Keep every character as it is and output all of the records.

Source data
··········
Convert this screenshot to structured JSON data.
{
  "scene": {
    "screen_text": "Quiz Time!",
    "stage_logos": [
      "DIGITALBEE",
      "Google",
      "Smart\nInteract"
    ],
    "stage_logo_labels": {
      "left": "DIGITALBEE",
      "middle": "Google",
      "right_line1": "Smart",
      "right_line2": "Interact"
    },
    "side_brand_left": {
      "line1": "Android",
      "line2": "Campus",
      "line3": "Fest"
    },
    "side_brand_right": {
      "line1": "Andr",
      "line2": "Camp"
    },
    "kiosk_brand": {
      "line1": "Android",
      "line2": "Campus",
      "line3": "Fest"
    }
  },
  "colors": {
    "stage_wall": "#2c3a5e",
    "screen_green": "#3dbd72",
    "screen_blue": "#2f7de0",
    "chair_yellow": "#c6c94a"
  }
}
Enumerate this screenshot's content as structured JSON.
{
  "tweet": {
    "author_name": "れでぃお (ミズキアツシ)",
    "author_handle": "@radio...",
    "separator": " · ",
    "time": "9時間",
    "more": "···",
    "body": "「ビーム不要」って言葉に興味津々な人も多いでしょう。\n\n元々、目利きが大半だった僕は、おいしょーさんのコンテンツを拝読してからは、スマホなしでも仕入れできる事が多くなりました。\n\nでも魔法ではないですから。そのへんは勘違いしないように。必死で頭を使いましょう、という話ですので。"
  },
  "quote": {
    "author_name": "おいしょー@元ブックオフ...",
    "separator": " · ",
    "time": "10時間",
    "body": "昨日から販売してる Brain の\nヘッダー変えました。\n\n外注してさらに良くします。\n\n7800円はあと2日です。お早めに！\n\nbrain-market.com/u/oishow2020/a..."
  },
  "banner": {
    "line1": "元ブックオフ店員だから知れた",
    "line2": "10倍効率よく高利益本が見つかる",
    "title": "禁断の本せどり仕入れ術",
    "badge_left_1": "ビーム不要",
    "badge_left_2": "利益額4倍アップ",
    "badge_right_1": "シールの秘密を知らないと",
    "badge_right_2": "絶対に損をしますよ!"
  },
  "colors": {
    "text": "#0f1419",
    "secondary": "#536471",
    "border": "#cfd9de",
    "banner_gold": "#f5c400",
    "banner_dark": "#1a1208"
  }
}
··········
## Result for this exercise
Convert this screenshot to structured JSON data.
{
  "scene": {
    "screen_text": "Quiz Time!",
    "stage_logos": [
      "DIGITALBEE",
      "Google",
      "Smart\nInteract"
    ],
    "stage_logo_labels": {
      "left": "DIGITALBEE",
      "middle": "Google",
      "right_line1": "Smart",
      "right_line2": "Interact"
    },
    "side_brand_left": {
      "line1": "Android",
      "line2": "Campus",
      "line3": "Fest"
    },
    "side_brand_right": {
      "line1": "Andr",
      "line2": "Camp"
    },
    "kiosk_brand": {
      "line1": "Android",
      "line2": "Campus",
      "line3": "Fest"
    }
  },
  "colors": {
    "stage_wall": "#2c3a5e",
    "screen_green": "#3dbd72",
    "screen_blue": "#2f7de0",
    "chair_yellow": "#c6c94a"
  }
}
Enumerate this screenshot's content as structured JSON.
{
  "tweet": {
    "author_name": "れでぃお (ミズキアツシ)",
    "author_handle": "@radio...",
    "separator": " · ",
    "time": "9時間",
    "more": "···",
    "body": "「ビーム不要」って言葉に興味津々な人も多いでしょう。\n\n元々、目利きが大半だった僕は、おいしょーさんのコンテンツを拝読してからは、スマホなしでも仕入れできる事が多くなりました。\n\nでも魔法ではないですから。そのへんは勘違いしないように。必死で頭を使いましょう、という話ですので。"
  },
  "quote": {
    "author_name": "おいしょー@元ブックオフ...",
    "separator": " · ",
    "time": "10時間",
    "body": "昨日から販売してる Brain の\nヘッダー変えました。\n\n外注してさらに良くします。\n\n7800円はあと2日です。お早めに！\n\nbrain-market.com/u/oishow2020/a..."
  },
  "banner": {
    "line1": "元ブックオフ店員だから知れた",
    "line2": "10倍効率よく高利益本が見つかる",
    "title": "禁断の本せどり仕入れ術",
    "badge_left_1": "ビーム不要",
    "badge_left_2": "利益額4倍アップ",
    "badge_right_1": "シールの秘密を知らないと",
    "badge_right_2": "絶対に損をしますよ!"
  },
  "colors": {
    "text": "#0f1419",
    "secondary": "#536471",
    "border": "#cfd9de",
    "banner_gold": "#f5c400",
    "banner_dark": "#1a1208"
  }
}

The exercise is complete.